DATA SUPPLIED START
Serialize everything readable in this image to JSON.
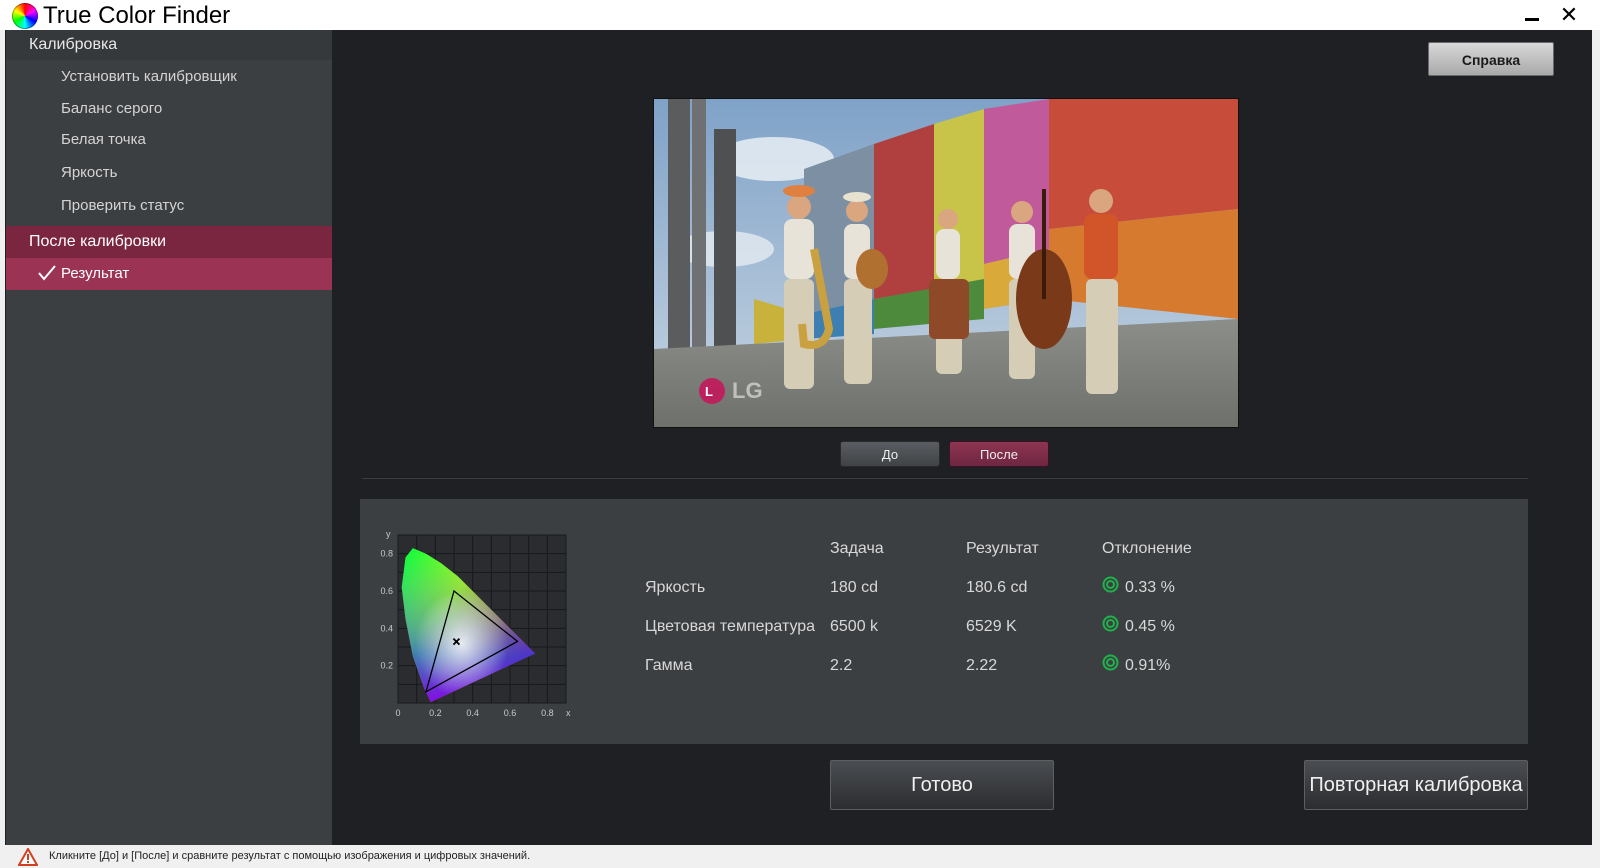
{
  "window": {
    "title": "True Color Finder",
    "minimize_label": "",
    "close_label": "✕"
  },
  "sidebar": {
    "section_calibration": "Калибровка",
    "items": [
      {
        "label": "Установить калибровщик"
      },
      {
        "label": "Баланс серого"
      },
      {
        "label": "Белая точка"
      },
      {
        "label": "Яркость"
      },
      {
        "label": "Проверить статус"
      }
    ],
    "section_after": "После калибровки",
    "active_item": "Результат"
  },
  "header": {
    "help_label": "Справка"
  },
  "preview": {
    "watermark": "LG",
    "before_label": "До",
    "after_label": "После",
    "selected": "after"
  },
  "results": {
    "columns": [
      "",
      "Задача",
      "Результат",
      "Отклонение"
    ],
    "rows": [
      {
        "name": "Яркость",
        "target": "180 cd",
        "result": "180.6 cd",
        "deviation": "0.33 %",
        "status": "ok"
      },
      {
        "name": "Цветовая температура",
        "target": "6500 k",
        "result": "6529 K",
        "deviation": "0.45 %",
        "status": "ok"
      },
      {
        "name": "Гамма",
        "target": "2.2",
        "result": "2.22",
        "deviation": "0.91%",
        "status": "ok"
      }
    ],
    "status_color": "#1fb24a"
  },
  "chart_data": {
    "type": "scatter",
    "title": "",
    "xlabel": "x",
    "ylabel": "y",
    "xlim": [
      0,
      0.9
    ],
    "ylim": [
      0,
      0.9
    ],
    "x_ticks": [
      "0",
      "0.2",
      "0.4",
      "0.6",
      "0.8"
    ],
    "y_ticks": [
      "0.2",
      "0.4",
      "0.6",
      "0.8"
    ],
    "grid": true,
    "gamut_triangle": [
      [
        0.64,
        0.33
      ],
      [
        0.3,
        0.6
      ],
      [
        0.15,
        0.06
      ]
    ],
    "white_point": [
      0.313,
      0.329
    ]
  },
  "actions": {
    "done_label": "Готово",
    "recalibrate_label": "Повторная калибровка"
  },
  "status_bar": {
    "message": "Кликните [До] и [После] и сравните результат с помощью изображения и цифровых значений."
  },
  "colors": {
    "accent": "#9b3454",
    "section_highlight": "#7a2640",
    "background": "#1e2024",
    "panel": "#3c3f42"
  }
}
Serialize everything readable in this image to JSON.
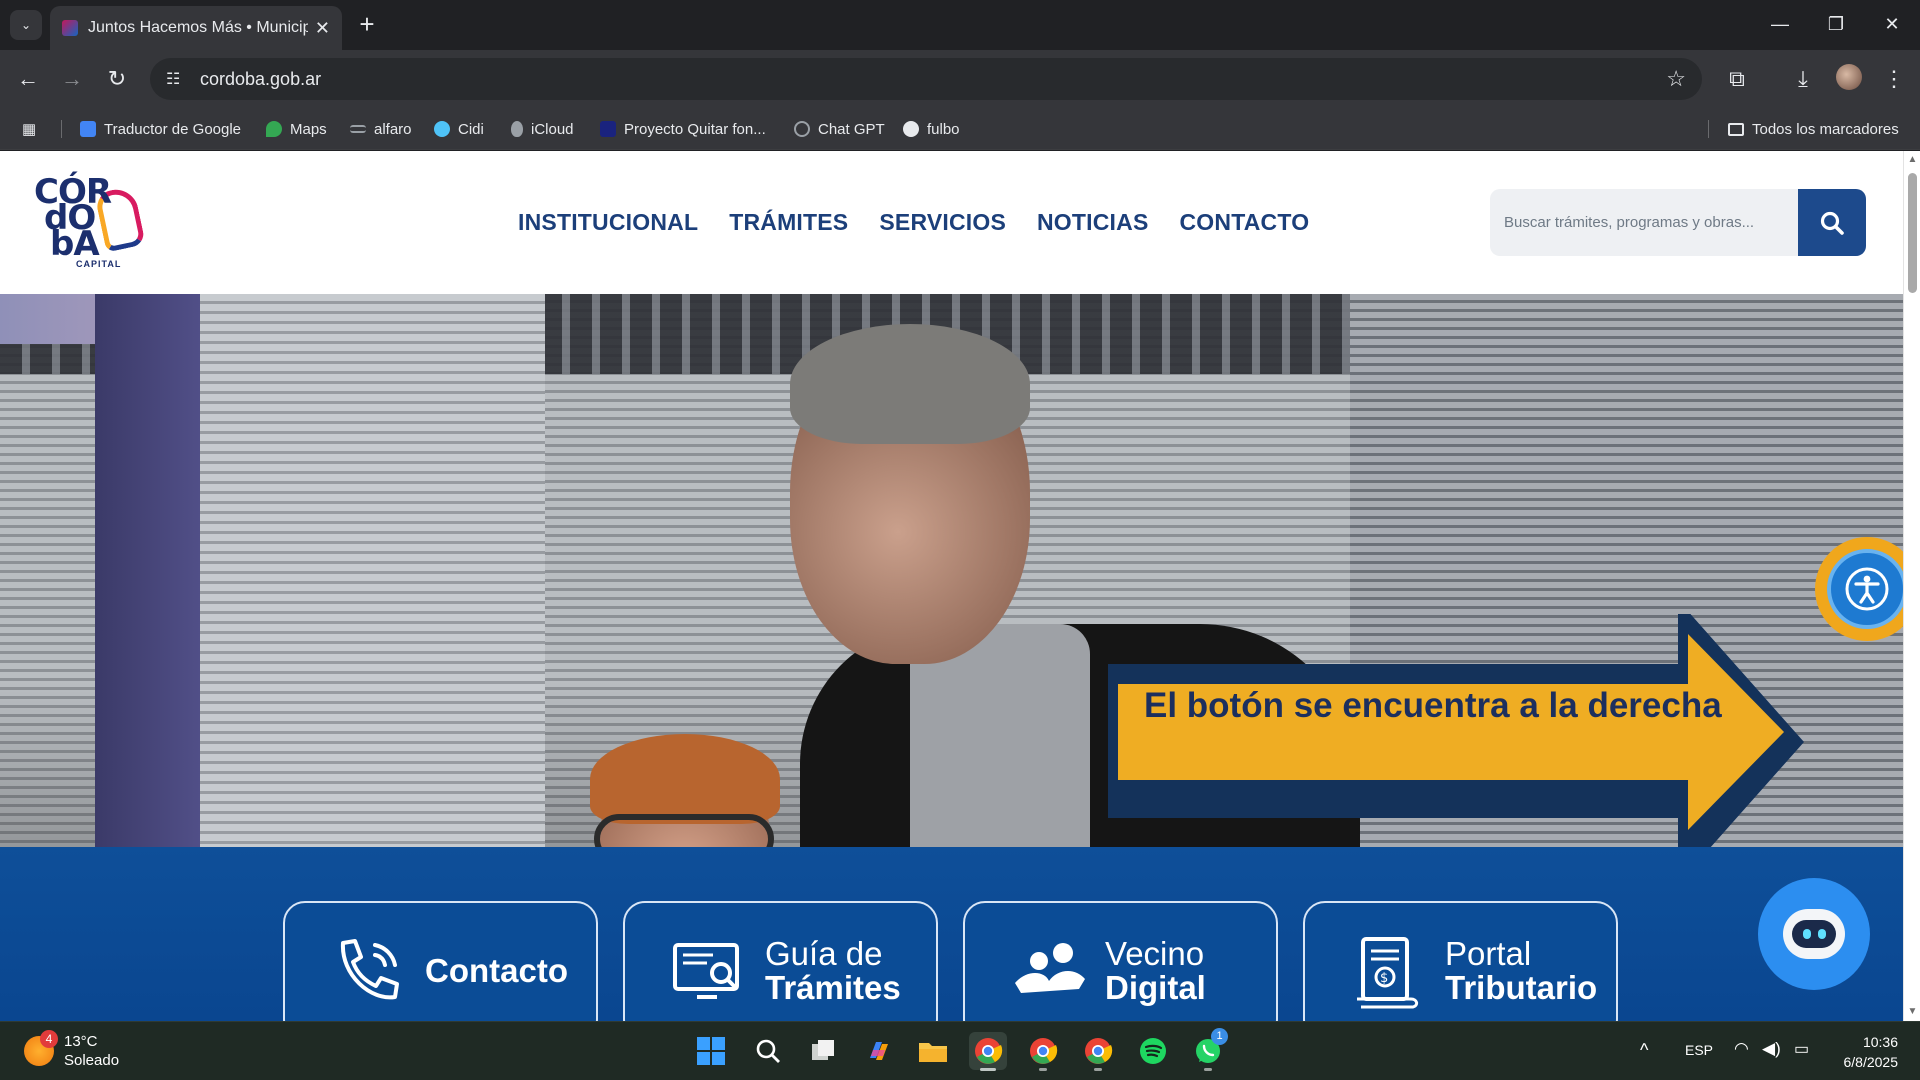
{
  "browser": {
    "tab_title": "Juntos Hacemos Más • Municip",
    "url": "cordoba.gob.ar",
    "bookmarks": [
      {
        "label": "Traductor de Google",
        "color": "#4285f4"
      },
      {
        "label": "Maps",
        "color": "#34a853"
      },
      {
        "label": "alfaro",
        "color": "#9aa0a6"
      },
      {
        "label": "Cidi",
        "color": "#4fc3f7"
      },
      {
        "label": "iCloud",
        "color": "#9aa0a6"
      },
      {
        "label": "Proyecto Quitar fon...",
        "color": "#1a237e"
      },
      {
        "label": "Chat GPT",
        "color": "#9aa0a6"
      },
      {
        "label": "fulbo",
        "color": "#e8eaed"
      }
    ],
    "all_bookmarks_label": "Todos los marcadores"
  },
  "site": {
    "logo_lines": [
      "CÓR",
      "dO",
      "bA"
    ],
    "logo_sub": "CAPITAL",
    "menu": [
      "INSTITUCIONAL",
      "TRÁMITES",
      "SERVICIOS",
      "NOTICIAS",
      "CONTACTO"
    ],
    "search_placeholder": "Buscar trámites, programas y obras...",
    "callout_text": "El botón se encuentra a la derecha",
    "cards": [
      {
        "line1": "Contacto",
        "line2": ""
      },
      {
        "line1": "Guía de",
        "line2": "Trámites"
      },
      {
        "line1": "Vecino",
        "line2": "Digital"
      },
      {
        "line1": "Portal",
        "line2": "Tributario"
      }
    ]
  },
  "taskbar": {
    "weather_temp": "13°C",
    "weather_desc": "Soleado",
    "weather_badge": "4",
    "language": "ESP",
    "time": "10:36",
    "date": "6/8/2025",
    "whatsapp_badge": "1"
  },
  "colors": {
    "nav_blue": "#1c3f7a",
    "services_blue": "#0e4f99",
    "callout_yellow": "#efad23",
    "callout_border": "#14325a",
    "accessibility_blue": "#1e7ad1"
  }
}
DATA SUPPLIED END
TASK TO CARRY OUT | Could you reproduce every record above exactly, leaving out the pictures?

ANSWER SPACE |
Serialize everything readable in this image to JSON.
{
  "window": {
    "title": "True Color Finder",
    "minimize_label": "",
    "close_label": "✕"
  },
  "sidebar": {
    "section_calibration": "Калибровка",
    "items": [
      {
        "label": "Установить калибровщик"
      },
      {
        "label": "Баланс серого"
      },
      {
        "label": "Белая точка"
      },
      {
        "label": "Яркость"
      },
      {
        "label": "Проверить статус"
      }
    ],
    "section_after": "После калибровки",
    "active_item": "Результат"
  },
  "header": {
    "help_label": "Справка"
  },
  "preview": {
    "watermark": "LG",
    "before_label": "До",
    "after_label": "После",
    "selected": "after"
  },
  "results": {
    "columns": [
      "",
      "Задача",
      "Результат",
      "Отклонение"
    ],
    "rows": [
      {
        "name": "Яркость",
        "target": "180 cd",
        "result": "180.6 cd",
        "deviation": "0.33 %",
        "status": "ok"
      },
      {
        "name": "Цветовая температура",
        "target": "6500 k",
        "result": "6529 K",
        "deviation": "0.45 %",
        "status": "ok"
      },
      {
        "name": "Гамма",
        "target": "2.2",
        "result": "2.22",
        "deviation": "0.91%",
        "status": "ok"
      }
    ],
    "status_color": "#1fb24a"
  },
  "chart_data": {
    "type": "scatter",
    "title": "",
    "xlabel": "x",
    "ylabel": "y",
    "xlim": [
      0,
      0.9
    ],
    "ylim": [
      0,
      0.9
    ],
    "x_ticks": [
      "0",
      "0.2",
      "0.4",
      "0.6",
      "0.8"
    ],
    "y_ticks": [
      "0.2",
      "0.4",
      "0.6",
      "0.8"
    ],
    "grid": true,
    "gamut_triangle": [
      [
        0.64,
        0.33
      ],
      [
        0.3,
        0.6
      ],
      [
        0.15,
        0.06
      ]
    ],
    "white_point": [
      0.313,
      0.329
    ]
  },
  "actions": {
    "done_label": "Готово",
    "recalibrate_label": "Повторная калибровка"
  },
  "status_bar": {
    "message": "Кликните [До] и [После] и сравните результат с помощью изображения и цифровых значений."
  },
  "colors": {
    "accent": "#9b3454",
    "section_highlight": "#7a2640",
    "background": "#1e2024",
    "panel": "#3c3f42"
  }
}
Serialize everything readable in this image to JSON.
{
  "browser": {
    "tab_title": "Juntos Hacemos Más • Municip",
    "url": "cordoba.gob.ar",
    "bookmarks": [
      {
        "label": "Traductor de Google",
        "color": "#4285f4"
      },
      {
        "label": "Maps",
        "color": "#34a853"
      },
      {
        "label": "alfaro",
        "color": "#9aa0a6"
      },
      {
        "label": "Cidi",
        "color": "#4fc3f7"
      },
      {
        "label": "iCloud",
        "color": "#9aa0a6"
      },
      {
        "label": "Proyecto Quitar fon...",
        "color": "#1a237e"
      },
      {
        "label": "Chat GPT",
        "color": "#9aa0a6"
      },
      {
        "label": "fulbo",
        "color": "#e8eaed"
      }
    ],
    "all_bookmarks_label": "Todos los marcadores"
  },
  "site": {
    "logo_lines": [
      "CÓR",
      "dO",
      "bA"
    ],
    "logo_sub": "CAPITAL",
    "menu": [
      "INSTITUCIONAL",
      "TRÁMITES",
      "SERVICIOS",
      "NOTICIAS",
      "CONTACTO"
    ],
    "search_placeholder": "Buscar trámites, programas y obras...",
    "callout_text": "El botón se encuentra a la derecha",
    "cards": [
      {
        "line1": "Contacto",
        "line2": ""
      },
      {
        "line1": "Guía de",
        "line2": "Trámites"
      },
      {
        "line1": "Vecino",
        "line2": "Digital"
      },
      {
        "line1": "Portal",
        "line2": "Tributario"
      }
    ]
  },
  "taskbar": {
    "weather_temp": "13°C",
    "weather_desc": "Soleado",
    "weather_badge": "4",
    "language": "ESP",
    "time": "10:36",
    "date": "6/8/2025",
    "whatsapp_badge": "1"
  },
  "colors": {
    "nav_blue": "#1c3f7a",
    "services_blue": "#0e4f99",
    "callout_yellow": "#efad23",
    "callout_border": "#14325a",
    "accessibility_blue": "#1e7ad1"
  }
}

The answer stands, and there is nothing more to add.